What you have to do. Please restate the records that follow word for word, omitting any images.

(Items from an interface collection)
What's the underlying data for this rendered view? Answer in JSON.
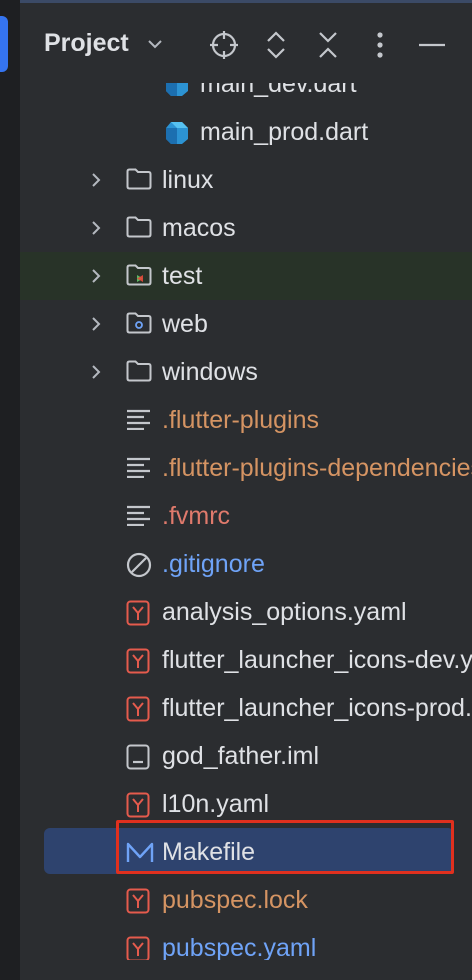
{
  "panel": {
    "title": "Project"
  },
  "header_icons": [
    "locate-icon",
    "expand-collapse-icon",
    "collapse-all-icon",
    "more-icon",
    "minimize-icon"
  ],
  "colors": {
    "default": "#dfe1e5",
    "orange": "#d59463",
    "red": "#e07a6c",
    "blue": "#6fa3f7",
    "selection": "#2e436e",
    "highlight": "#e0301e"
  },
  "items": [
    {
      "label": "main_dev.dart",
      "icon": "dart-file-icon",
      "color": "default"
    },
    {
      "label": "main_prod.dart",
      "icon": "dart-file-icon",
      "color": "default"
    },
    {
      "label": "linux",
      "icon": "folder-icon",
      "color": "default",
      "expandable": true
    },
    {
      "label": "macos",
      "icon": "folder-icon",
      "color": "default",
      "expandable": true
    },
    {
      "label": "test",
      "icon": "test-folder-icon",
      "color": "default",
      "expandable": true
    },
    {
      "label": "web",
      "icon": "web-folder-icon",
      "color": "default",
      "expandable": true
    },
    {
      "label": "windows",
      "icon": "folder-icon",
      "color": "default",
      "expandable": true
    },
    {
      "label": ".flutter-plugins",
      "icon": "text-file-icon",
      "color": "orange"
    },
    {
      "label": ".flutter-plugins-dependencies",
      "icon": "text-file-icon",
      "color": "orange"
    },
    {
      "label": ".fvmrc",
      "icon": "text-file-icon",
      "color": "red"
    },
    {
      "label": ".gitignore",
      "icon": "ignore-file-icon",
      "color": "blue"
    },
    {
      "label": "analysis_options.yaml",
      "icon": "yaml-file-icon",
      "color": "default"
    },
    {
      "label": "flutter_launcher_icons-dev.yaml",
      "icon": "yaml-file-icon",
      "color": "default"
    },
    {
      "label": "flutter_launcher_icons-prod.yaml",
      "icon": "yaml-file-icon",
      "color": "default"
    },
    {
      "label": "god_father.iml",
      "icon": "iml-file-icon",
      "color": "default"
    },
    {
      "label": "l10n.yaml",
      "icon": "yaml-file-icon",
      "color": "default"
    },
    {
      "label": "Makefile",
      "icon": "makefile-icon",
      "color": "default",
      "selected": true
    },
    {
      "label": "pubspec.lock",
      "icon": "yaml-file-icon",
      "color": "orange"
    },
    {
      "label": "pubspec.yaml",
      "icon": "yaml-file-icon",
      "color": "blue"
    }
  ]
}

Solved exercise.
What's the underlying data for this rendered view? Answer in JSON.
{
  "panel": {
    "title": "Project"
  },
  "header_icons": [
    "locate-icon",
    "expand-collapse-icon",
    "collapse-all-icon",
    "more-icon",
    "minimize-icon"
  ],
  "colors": {
    "default": "#dfe1e5",
    "orange": "#d59463",
    "red": "#e07a6c",
    "blue": "#6fa3f7",
    "selection": "#2e436e",
    "highlight": "#e0301e"
  },
  "items": [
    {
      "label": "main_dev.dart",
      "icon": "dart-file-icon",
      "color": "default"
    },
    {
      "label": "main_prod.dart",
      "icon": "dart-file-icon",
      "color": "default"
    },
    {
      "label": "linux",
      "icon": "folder-icon",
      "color": "default",
      "expandable": true
    },
    {
      "label": "macos",
      "icon": "folder-icon",
      "color": "default",
      "expandable": true
    },
    {
      "label": "test",
      "icon": "test-folder-icon",
      "color": "default",
      "expandable": true
    },
    {
      "label": "web",
      "icon": "web-folder-icon",
      "color": "default",
      "expandable": true
    },
    {
      "label": "windows",
      "icon": "folder-icon",
      "color": "default",
      "expandable": true
    },
    {
      "label": ".flutter-plugins",
      "icon": "text-file-icon",
      "color": "orange"
    },
    {
      "label": ".flutter-plugins-dependencies",
      "icon": "text-file-icon",
      "color": "orange"
    },
    {
      "label": ".fvmrc",
      "icon": "text-file-icon",
      "color": "red"
    },
    {
      "label": ".gitignore",
      "icon": "ignore-file-icon",
      "color": "blue"
    },
    {
      "label": "analysis_options.yaml",
      "icon": "yaml-file-icon",
      "color": "default"
    },
    {
      "label": "flutter_launcher_icons-dev.yaml",
      "icon": "yaml-file-icon",
      "color": "default"
    },
    {
      "label": "flutter_launcher_icons-prod.yaml",
      "icon": "yaml-file-icon",
      "color": "default"
    },
    {
      "label": "god_father.iml",
      "icon": "iml-file-icon",
      "color": "default"
    },
    {
      "label": "l10n.yaml",
      "icon": "yaml-file-icon",
      "color": "default"
    },
    {
      "label": "Makefile",
      "icon": "makefile-icon",
      "color": "default",
      "selected": true
    },
    {
      "label": "pubspec.lock",
      "icon": "yaml-file-icon",
      "color": "orange"
    },
    {
      "label": "pubspec.yaml",
      "icon": "yaml-file-icon",
      "color": "blue"
    }
  ]
}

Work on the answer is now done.